Ma Mar Mar Win listens carefully as the midwife explains about different contraceptive methods.

All the time, she thinks about her family. Her husband works in a variety of jobs - farmhand, small-scale fisherman, and day labourer. With their meager income, they support five children, the youngest barely more than a month old. She would have liked to start using contraceptives years ago.

“We are a poor family,” says Ma Mar Mar Win. “I knew women could take contraceptives for birth spacing. But I could not afford it. It’s too complicated for me and my family. Having more children means more hardships for us. It doesn’t mean we don’t love them. But we can’t raise them properly with good education and medical care, to name just a few basic needs.”

Today Mar Mar Win receives a depo shot – a preferred contraceptive method in Myanmar - from a midwife visiting her and her newborn. She is highly pleased.

“Well, to receive a depo shot at home for free, and also care for my newborn! A few years before, I might think of it as a dream. Now, it has become a reality.”

With a maternal mortality rate of 282 deaths per 100,000 live births – the second highest in the ASEAN region – the crucial role midwives play in Myanmar’s public health care system is more important than ever.

The midwife visiting Mar Mar Win is Nan Thet Thet Khaing, deployed to Nam Khoke rural health center in Hopong Township, about a two-hour drive from Taunggyi, the capital of southern Shan State, Myanmar. The rural health center, with its seven sub-centres, looks after some 800 pregnant women in more than 100 villages. The majority of these belong to the Pa-O ethnic minority.

To visit women like Mar Mar Win is part of the daily routine for around 20 basic health care personnel deployed in the area, and it’s quite a task for them. For Thet Thet Khaing, a typical day starts with either clinical services or village visits to attend to the needs of pregnant women, mothers and their newborn babies. At day’s end, there is still administrative work to be completed, such as recording the amount of medical supplies used during the day.

But the administrative part of the job has become easier.

“Until quite recently, we used to prepare our own ledger book manually to record the daily supplies used. This took up a lot of time, and still there were frequent stock-outs of contraceptives and life-saving medicines,” explains Thet Thet Khaing.

“There was no routine communication between RHCs and larger medical facilities where stocks are kept. We lacked an effective monitoring and response system.”

Today, the situation is very different. Since 2016, all the medical facilities in Hopong have been using a digital logistics system for supplies, and clinics are adequately stocked with family planning and reproductive health supplies.

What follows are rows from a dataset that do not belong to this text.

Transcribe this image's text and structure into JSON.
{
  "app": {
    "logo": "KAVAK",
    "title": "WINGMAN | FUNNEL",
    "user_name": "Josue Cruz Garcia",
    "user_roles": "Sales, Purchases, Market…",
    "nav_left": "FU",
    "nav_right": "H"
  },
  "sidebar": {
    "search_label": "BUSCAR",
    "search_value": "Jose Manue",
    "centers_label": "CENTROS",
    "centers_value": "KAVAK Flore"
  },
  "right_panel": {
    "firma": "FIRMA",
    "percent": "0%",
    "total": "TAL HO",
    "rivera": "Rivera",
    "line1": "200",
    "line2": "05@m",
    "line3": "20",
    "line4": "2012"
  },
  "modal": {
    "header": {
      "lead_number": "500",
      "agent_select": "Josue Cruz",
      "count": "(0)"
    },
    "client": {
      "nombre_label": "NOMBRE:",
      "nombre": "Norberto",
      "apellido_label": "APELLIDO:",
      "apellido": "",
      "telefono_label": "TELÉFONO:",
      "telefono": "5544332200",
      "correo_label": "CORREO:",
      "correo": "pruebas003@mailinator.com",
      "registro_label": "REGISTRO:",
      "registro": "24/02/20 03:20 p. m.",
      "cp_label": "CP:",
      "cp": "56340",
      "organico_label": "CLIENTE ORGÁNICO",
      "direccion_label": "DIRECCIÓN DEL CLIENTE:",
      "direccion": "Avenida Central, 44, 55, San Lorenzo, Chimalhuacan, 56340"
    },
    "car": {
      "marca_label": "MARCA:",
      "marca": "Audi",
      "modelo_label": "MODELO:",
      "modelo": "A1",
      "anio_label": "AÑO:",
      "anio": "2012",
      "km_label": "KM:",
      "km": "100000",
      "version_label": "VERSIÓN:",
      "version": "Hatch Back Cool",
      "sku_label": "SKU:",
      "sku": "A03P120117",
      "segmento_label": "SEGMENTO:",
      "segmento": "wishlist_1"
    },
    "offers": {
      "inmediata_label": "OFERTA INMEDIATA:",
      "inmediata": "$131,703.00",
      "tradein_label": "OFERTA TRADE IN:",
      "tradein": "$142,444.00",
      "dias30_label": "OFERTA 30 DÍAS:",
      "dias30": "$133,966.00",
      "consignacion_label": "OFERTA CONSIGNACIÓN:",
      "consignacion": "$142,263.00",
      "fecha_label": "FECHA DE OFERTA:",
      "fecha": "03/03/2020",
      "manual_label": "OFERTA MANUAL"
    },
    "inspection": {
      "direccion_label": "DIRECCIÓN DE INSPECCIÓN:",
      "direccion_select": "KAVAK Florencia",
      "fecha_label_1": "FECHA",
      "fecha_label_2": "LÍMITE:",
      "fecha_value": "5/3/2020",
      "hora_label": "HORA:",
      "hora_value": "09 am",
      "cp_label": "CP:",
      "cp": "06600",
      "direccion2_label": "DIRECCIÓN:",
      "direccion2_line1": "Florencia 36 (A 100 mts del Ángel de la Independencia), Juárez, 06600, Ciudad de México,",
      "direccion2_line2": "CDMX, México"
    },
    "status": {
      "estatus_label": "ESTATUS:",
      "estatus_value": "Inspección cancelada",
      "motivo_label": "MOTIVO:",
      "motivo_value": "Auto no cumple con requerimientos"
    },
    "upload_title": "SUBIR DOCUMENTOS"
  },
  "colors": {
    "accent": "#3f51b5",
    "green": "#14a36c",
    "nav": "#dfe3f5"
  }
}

This Reproductive Health and Commodities Logistics System (RHC-LS) is supported by UNFPA, the United Nations Population Fund. Started as a pilot project in 2014, the system now covers about a hundred townships with nearly 4,200 basic health staff trained to use it. By 2018 the system will be rolled out countrywide.

The RHC-LS is not only effective, bringing contraceptives and medicines to the people that need them, when they need them. It is also efficient because it reduces the time health staff spend on recording and managing supplies.

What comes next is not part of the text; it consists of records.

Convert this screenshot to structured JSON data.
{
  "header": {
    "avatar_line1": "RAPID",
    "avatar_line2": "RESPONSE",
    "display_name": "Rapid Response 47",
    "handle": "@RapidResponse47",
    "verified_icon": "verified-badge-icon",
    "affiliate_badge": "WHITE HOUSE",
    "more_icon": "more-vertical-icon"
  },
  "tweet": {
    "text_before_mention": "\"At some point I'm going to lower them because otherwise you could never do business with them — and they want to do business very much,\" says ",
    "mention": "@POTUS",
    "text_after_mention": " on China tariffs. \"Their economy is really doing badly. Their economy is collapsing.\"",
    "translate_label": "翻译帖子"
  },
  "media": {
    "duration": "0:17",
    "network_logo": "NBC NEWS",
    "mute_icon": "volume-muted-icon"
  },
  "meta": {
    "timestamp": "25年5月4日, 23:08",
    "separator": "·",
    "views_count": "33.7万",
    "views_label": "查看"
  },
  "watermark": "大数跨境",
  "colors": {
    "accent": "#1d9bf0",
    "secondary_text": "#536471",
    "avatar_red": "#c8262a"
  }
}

“At first I was worried to use the new system,” admits Thet Thet Khaing. “But now I find it quite easy. Most importantly, it is not too time consuming. We now breathe easier, and we can help women and families in more ways.”